Computational Thinking

That idea formed because I’ve been reading, watching and listening to a lot of insightful things lately, including material on computational thinking (first found via Daniel Bachhuber). For example, check out:

Finally, there is the Center for Computational Thinking at Carnegie Mellon, the university where Wing worked when she wrote the original article.

Evolving Interests

All of this comes in the larger context of my interest in learning more coding, an ongoing process that I started taking to the next level last summer with JavaScript. I put that on hold as I focused on a project using a JavaScript framework and then picked up back up for a bit before moving on to PHP and MySQL around the fall/winter. I used a little PHP for a small side project and mostly put learning that on hold too.

In February, as you might remember, I guest moderated a #wjchat (web journalists chat) on journalists and coders.

More recently I’ve stepped back and am looking at coding from a broader perspective. This coincides both with my role in helping to organize the first Hacks and Hackers event in DC as part of the May 4 ONA DC meetup at American University. Also related, is last week’s launch of the Hacks and Hackers forum, where I serve as a community moderator.

So, basically: Whereas before I was interested in teaching myself some coding languages to enhance my skill set, I’m currently focusing more on learning about the fundamentals of programming and computational thinking (with the practical skills on the side for now).

Is this an essential step in learning to code? No. Has it been and will continue to be helpful? Most definitely.

The discussion of the “programmer-journalist” (can we find a better name?) arguably started middle of last decade, so what has lead me to this point? I plan to delve into that with another post.

Also, I’m considering writing another post before BCNI Philly (and one after to synthesize the results of the “thinking” discussion). The pre-Philly post would be more focused on different types of thinking and why they’re important. UPDATE: Heres’s my follow-up post: Rethinking Our Thinking, part 2: Computational thinking and the new journalism mindset. Also, check out these notes and this mindmap from the session.

In preparation for that post and the session, I need your help.

As I asked in the Hacks and Hackers forum, what has most shaped your thinking? As a journalist — heck, as a person. Let me know in the comments.

Interesting Reading

For now, I leave you with some valuable selections of what I’ve been reading — I recommend reading them all:
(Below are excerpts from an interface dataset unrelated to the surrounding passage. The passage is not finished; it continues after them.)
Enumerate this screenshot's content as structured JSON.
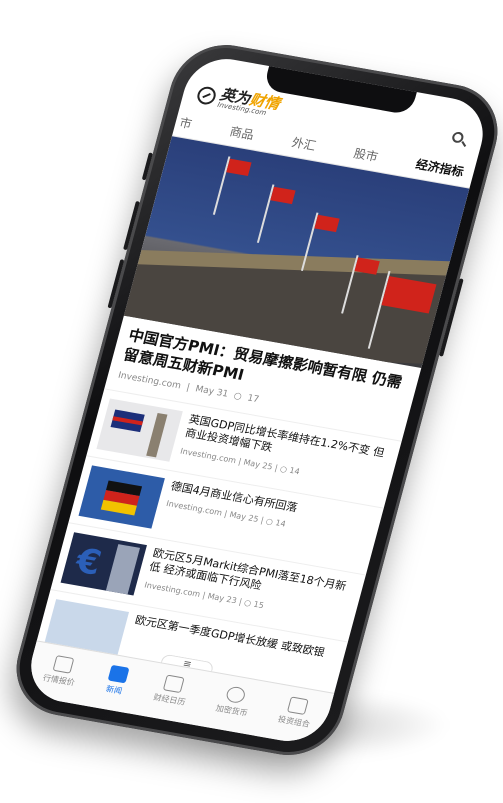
{
  "app": {
    "logo_cn_a": "英为",
    "logo_cn_b": "财情",
    "logo_en": "Investing.com"
  },
  "tabs": [
    "市",
    "商品",
    "外汇",
    "股市",
    "经济指标"
  ],
  "active_tab": "经济指标",
  "hero": {
    "title": "中国官方PMI：贸易摩擦影响暂有限 仍需留意周五财新PMI",
    "source": "Investing.com",
    "date": "May 31",
    "comments": "17"
  },
  "news": [
    {
      "title": "英国GDP同比增长率维持在1.2%不变 但商业投资增幅下跌",
      "source": "Investing.com",
      "date": "May 25",
      "comments": "14"
    },
    {
      "title": "德国4月商业信心有所回落",
      "source": "Investing.com",
      "date": "May 25",
      "comments": "14"
    },
    {
      "title": "欧元区5月Markit综合PMI落至18个月新低 经济或面临下行风险",
      "source": "Investing.com",
      "date": "May 23",
      "comments": "15"
    },
    {
      "title": "欧元区第一季度GDP增长放缓 或致欧银",
      "source": "",
      "date": "",
      "comments": ""
    }
  ],
  "tabbar": [
    {
      "label": "行情报价",
      "icon": "chart-line-icon"
    },
    {
      "label": "新闻",
      "icon": "news-icon"
    },
    {
      "label": "财经日历",
      "icon": "calendar-icon"
    },
    {
      "label": "加密货币",
      "icon": "bitcoin-icon"
    },
    {
      "label": "投资组合",
      "icon": "briefcase-icon"
    }
  ],
  "handle_icon": "≡",
  "colors": {
    "accent": "#1a73e8",
    "logo_yellow": "#f0a400",
    "flag_red": "#d0231b"
  }
}
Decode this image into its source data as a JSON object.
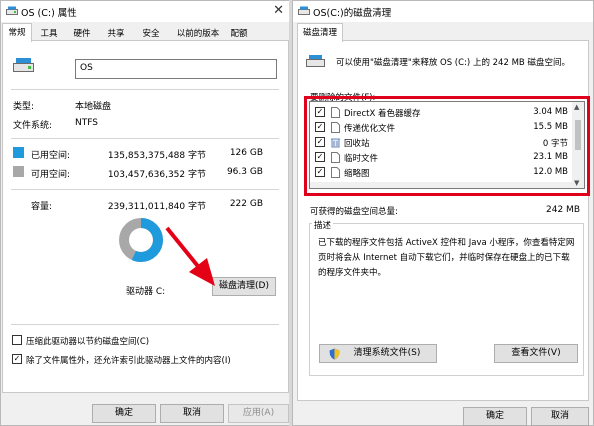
{
  "colors": {
    "used": "#1f9bdd",
    "free": "#a8a8a8",
    "highlight": "#e0001b",
    "arrow": "#e40016"
  },
  "left_window": {
    "title": "OS (C:) 属性",
    "tabs": [
      "常规",
      "工具",
      "硬件",
      "共享",
      "安全",
      "以前的版本",
      "配额"
    ],
    "drive_name": "OS",
    "type_label": "类型:",
    "type_value": "本地磁盘",
    "fs_label": "文件系统:",
    "fs_value": "NTFS",
    "used_label": "已用空间:",
    "used_bytes": "135,853,375,488 字节",
    "used_gb": "126 GB",
    "free_label": "可用空间:",
    "free_bytes": "103,457,636,352 字节",
    "free_gb": "96.3 GB",
    "capacity_label": "容量:",
    "capacity_bytes": "239,311,011,840 字节",
    "capacity_gb": "222 GB",
    "used_fraction": 0.568,
    "drive_label": "驱动器 C:",
    "cleanup_button": "磁盘清理(D)",
    "compress_option": "压缩此驱动器以节约磁盘空间(C)",
    "compress_checked": false,
    "index_option": "除了文件属性外，还允许索引此驱动器上文件的内容(I)",
    "index_checked": true,
    "ok": "确定",
    "cancel": "取消",
    "apply": "应用(A)"
  },
  "right_window": {
    "title": "OS(C:)的磁盘清理",
    "tab": "磁盘清理",
    "intro": "可以使用\"磁盘清理\"来释放 OS (C:) 上的 242 MB 磁盘空间。",
    "list_label": "要删除的文件(F):",
    "files": [
      {
        "name": "DirectX 着色器缓存",
        "size": "3.04 MB",
        "checked": true,
        "icon": "file-icon"
      },
      {
        "name": "传递优化文件",
        "size": "15.5 MB",
        "checked": true,
        "icon": "file-icon"
      },
      {
        "name": "回收站",
        "size": "0 字节",
        "checked": true,
        "icon": "recycle-bin-icon"
      },
      {
        "name": "临时文件",
        "size": "23.1 MB",
        "checked": true,
        "icon": "file-icon"
      },
      {
        "name": "缩略图",
        "size": "12.0 MB",
        "checked": true,
        "icon": "file-icon"
      }
    ],
    "gain_label": "可获得的磁盘空间总量:",
    "gain_value": "242 MB",
    "desc_title": "描述",
    "desc_text": [
      "已下载的程序文件包括 ActiveX 控件和 Java 小程序，你查看特定网",
      "页时将会从 Internet 自动下载它们，并临时保存在硬盘上的已下载",
      "的程序文件夹中。"
    ],
    "clean_system_button": "清理系统文件(S)",
    "view_files_button": "查看文件(V)",
    "ok": "确定",
    "cancel": "取消"
  }
}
10 thoughts on “Rethinking our Thinking”

  1. Nice job putting mindset and thinking into a bit of perspective.

    I would say that the different experiences I’ve had in various newsrooms have shaped how I think a lot, as well as the blogs and journals I read online. You have to experience a lot of different environments to really get a perspective of your industry, especially one as complex as journalism is. Redesigning cm-life.com was a huge experience for me because it forced me to ask questions: What would optimize my readers’ viewing experience? What do they want to see? What areas of online journalism are critical for us to take advantage of?

    My biggest concern, however, lies in what influences others’ thinking. Traditional newsrooms still operating under a prehistoric model (and as we know, there are still plenty of them) can influence journalists to have a prehistoric mindset on their industry: That print still dominates and will dominate, for example, and that there’s no sense in having a reporter gain experience with a video camera.

    Furthermore, if those newsrooms still bring in young college journalists as interns, how will that affect their thinking? Will they grow as skeptical of the Web? Will they continue to write stories for print rather than online? That’s the type of thing that worries me, at least in this stage, because young journalists are so important in guiding the industry forward.

    But maybe that’s because of where I come from. Most of Michigan’s big newspapers are far behind 2010 in how they operate. Some are barely beginning to use Twitter, and their accounts are nothing more than RSS feeds.

    Let me know what you come up with, Greg, at BCNI this weekend. I’d love to hear what others have to say on it.

Leave a Reply

Your email address will not be published. Required fields are marked *